Parishioners in an Albuquerque, N.M., church who witnessed a young man go on a random and deadly knife attack Sunday described a disturbing scene to reporters and officials -- as the suspect revealed he believed the church choir was part of a Freemason conspiracy, according to police.
Witnesses told authorities that the assailant, identified by police as 24-year-old Lawrence Capener, leaped over pews and lunged at members of the choir with a sharp object at the end of morning mass at St. Jude Thaddeus Catholic Church.
Meanwhile, Capener told police he was targeting choir director Adam Alvarez, whom the suspect claims is part of the fraternal organization the Freemasons and is involved in a large-scale conspiracy.
While receiving treatment for a cut to his hand, Capener told medical staffers that the Freemasons "tapped into the radio waves of the church’s microphones to send out their message" and the devil was communicating through the microphone whenever Alvarez sang or spoke, according to police.

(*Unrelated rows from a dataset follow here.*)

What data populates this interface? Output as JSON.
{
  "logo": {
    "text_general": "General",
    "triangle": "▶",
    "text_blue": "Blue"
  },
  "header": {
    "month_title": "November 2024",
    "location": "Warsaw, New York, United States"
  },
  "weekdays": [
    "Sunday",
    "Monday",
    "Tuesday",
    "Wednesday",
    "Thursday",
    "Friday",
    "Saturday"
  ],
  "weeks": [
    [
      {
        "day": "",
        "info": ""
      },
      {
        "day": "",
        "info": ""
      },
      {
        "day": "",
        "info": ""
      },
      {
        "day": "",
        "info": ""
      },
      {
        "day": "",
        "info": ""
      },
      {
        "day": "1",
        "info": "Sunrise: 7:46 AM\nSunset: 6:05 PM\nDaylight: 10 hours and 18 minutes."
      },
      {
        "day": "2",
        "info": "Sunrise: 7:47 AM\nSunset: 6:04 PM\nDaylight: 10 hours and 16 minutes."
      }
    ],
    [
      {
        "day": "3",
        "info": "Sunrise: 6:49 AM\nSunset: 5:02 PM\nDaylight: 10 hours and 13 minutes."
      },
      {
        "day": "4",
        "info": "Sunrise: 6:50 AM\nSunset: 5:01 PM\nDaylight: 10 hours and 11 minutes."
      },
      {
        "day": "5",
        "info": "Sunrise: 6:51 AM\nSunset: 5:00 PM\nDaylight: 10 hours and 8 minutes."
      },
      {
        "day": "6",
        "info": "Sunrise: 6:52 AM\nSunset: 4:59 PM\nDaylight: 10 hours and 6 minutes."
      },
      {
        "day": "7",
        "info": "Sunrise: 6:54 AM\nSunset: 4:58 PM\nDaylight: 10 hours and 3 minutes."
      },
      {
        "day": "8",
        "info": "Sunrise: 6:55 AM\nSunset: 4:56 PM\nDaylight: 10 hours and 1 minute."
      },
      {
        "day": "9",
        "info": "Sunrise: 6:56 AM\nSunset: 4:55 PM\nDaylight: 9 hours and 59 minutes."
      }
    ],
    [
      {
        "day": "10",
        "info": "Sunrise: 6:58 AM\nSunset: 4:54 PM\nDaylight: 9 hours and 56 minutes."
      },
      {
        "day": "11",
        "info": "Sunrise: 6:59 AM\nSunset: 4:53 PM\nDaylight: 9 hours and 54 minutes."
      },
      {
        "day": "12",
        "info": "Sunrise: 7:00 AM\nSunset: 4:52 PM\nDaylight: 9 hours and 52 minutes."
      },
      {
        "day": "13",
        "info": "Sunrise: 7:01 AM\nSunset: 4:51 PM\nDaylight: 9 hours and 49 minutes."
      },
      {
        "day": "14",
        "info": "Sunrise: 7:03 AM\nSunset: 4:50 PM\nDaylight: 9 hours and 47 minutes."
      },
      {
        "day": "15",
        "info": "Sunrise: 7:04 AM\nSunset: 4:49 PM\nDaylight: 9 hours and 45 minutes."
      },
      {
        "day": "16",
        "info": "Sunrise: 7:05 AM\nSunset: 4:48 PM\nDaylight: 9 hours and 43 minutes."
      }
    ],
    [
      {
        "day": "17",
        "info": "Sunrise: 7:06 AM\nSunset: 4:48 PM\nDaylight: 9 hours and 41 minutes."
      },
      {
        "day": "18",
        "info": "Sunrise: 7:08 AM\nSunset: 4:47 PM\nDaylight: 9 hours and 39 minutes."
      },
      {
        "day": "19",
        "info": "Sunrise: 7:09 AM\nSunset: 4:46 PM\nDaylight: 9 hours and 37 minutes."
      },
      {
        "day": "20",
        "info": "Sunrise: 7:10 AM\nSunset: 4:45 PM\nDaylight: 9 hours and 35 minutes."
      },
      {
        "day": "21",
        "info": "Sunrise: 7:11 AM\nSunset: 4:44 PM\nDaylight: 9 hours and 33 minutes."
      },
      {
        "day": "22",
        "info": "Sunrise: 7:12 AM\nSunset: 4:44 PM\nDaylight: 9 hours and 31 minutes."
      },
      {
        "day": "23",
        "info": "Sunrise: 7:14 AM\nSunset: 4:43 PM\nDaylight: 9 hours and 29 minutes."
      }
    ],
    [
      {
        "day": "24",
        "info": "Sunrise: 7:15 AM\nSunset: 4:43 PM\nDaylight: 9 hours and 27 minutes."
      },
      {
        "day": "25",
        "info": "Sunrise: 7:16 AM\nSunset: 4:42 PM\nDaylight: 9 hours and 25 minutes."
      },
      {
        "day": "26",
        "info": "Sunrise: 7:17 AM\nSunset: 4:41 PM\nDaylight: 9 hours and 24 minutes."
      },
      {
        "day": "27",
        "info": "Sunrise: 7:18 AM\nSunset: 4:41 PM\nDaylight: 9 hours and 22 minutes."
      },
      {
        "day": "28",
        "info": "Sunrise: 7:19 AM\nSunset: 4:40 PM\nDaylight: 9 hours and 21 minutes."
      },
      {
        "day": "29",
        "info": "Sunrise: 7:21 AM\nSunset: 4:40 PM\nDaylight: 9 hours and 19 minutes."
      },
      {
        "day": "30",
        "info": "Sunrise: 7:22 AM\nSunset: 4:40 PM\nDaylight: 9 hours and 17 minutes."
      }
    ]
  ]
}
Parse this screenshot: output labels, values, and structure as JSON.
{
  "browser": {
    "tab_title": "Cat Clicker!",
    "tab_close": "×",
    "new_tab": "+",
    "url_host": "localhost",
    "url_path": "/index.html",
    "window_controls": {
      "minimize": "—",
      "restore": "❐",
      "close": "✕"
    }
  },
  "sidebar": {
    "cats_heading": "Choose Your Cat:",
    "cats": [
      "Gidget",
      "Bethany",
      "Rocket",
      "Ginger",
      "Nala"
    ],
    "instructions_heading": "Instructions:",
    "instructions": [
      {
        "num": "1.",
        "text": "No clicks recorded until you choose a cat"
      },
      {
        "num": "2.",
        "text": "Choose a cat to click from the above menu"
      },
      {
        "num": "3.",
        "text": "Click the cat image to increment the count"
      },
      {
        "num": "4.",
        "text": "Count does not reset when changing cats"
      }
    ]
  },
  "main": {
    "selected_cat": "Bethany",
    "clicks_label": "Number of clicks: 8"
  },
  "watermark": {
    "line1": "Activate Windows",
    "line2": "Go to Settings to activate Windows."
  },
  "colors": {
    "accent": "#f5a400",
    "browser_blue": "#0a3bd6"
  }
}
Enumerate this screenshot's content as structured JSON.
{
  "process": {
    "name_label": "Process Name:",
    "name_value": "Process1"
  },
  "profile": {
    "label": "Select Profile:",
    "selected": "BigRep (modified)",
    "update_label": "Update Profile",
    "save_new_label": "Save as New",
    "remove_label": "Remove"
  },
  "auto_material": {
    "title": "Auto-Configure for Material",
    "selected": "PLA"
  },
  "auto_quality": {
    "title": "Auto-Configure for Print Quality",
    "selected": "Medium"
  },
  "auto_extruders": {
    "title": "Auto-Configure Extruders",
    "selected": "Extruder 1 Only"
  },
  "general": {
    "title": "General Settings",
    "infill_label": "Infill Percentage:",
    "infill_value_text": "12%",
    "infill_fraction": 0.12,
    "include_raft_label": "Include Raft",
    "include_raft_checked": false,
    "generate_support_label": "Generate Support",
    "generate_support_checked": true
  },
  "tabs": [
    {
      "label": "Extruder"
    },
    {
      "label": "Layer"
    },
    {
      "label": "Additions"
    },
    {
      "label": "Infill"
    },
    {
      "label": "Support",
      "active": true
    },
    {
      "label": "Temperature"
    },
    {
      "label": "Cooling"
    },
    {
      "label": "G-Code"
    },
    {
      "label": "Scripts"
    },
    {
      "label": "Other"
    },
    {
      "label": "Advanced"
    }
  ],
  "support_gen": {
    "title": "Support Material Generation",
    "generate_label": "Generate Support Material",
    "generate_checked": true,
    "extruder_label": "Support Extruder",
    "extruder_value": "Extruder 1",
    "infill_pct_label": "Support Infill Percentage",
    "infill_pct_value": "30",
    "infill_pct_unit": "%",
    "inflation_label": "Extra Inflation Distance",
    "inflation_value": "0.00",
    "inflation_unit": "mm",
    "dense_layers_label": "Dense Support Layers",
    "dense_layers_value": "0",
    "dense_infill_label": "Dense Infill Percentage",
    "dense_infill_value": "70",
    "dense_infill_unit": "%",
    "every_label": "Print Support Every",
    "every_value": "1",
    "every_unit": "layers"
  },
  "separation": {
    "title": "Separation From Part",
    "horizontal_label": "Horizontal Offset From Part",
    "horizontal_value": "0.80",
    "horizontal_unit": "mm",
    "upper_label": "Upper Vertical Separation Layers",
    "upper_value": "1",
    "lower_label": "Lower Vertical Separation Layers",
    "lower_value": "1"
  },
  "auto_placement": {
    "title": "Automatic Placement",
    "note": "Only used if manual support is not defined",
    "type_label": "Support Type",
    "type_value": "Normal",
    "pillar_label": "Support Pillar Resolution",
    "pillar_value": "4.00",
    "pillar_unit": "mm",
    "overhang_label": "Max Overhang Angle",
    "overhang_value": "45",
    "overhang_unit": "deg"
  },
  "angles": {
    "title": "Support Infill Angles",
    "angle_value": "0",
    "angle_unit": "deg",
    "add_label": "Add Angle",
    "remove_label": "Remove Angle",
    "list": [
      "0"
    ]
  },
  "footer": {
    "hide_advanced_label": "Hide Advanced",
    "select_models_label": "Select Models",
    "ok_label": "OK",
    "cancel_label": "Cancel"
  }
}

After attending mass at St. Jude's for three months, Capener said that on Sunday he had finally "had enough" and had to take action, authorities said.
“The quick action by the parishioners and numerous off-duty public safety personnel clearly prevented a major tragedy,” Albuquerque Police Chief Ray Schultz said in a statement. “We are grateful for the vigilance and bravery of those who undoubtedly put their lives at risk.”
Capener stabbed people at the altar repeatedly, sending four churchgoers to the hospital with non-life threatening injuries, according to authorities.
Brenda Baca, the choir's pianist, told NBC affiliate KOB-TV that the church erupted in chaos as parishioners rushed to shield members of the choir from the attacker.
“People were running. People were screaming,” Baca told KOB-TV. “Men were flocking down to the choir loft trying to protect us. It was unbelievable.”
Parishioners grabbed hold of Capener and pinned him to the floor until police officers arrived at the scene shortly after 12 p.m., according to police spokesperson Tasia Martinez.
Four parishioners were wounded in the attack, including choir director Adam Alvarez and flutist Gerald Madrid. All the victims are in stable condition.
Madrid, who spoke to KOB-TV from his hospital bed late Sunday, said he "instinctively" charged at Capener during the rampage.
“I instinctively dropped my flute and I rushed the guy,” Madrid told the station. “I rushed him. I never saw a knife, but I just rushed him. I bear-hugged him. We were chest on chest … I had just my arms around his chest, so his arms were free, so that’s when he started stabbing me.”
Madrid said he initially thought the suspect was simply punching him. But when other parishioners lunged at Capener, Madrid discovered that he had been stabbed five times -- including once just inches from his spine.
“I was fading in and out. I really thought I was going to die. But if I’m going to die there’s no other place I’d rather be at than my church,” Madrid told the station.
Capener was booked late Sunday on three counts of aggravated battery and ordered held on $75,000 bail, according to The Associated Press.
Valerie Schalow, who attended services with her family, told KOB-TV that her husband thought “something was wrong” with Capener after he shook his hand earlier in the service.
“His hands were so clammy and wet,” Schalow told the station. “My husband went and washed his hands and I couldn’t understand why he went. But later on, he told me that he knew something was wrong with this guy.”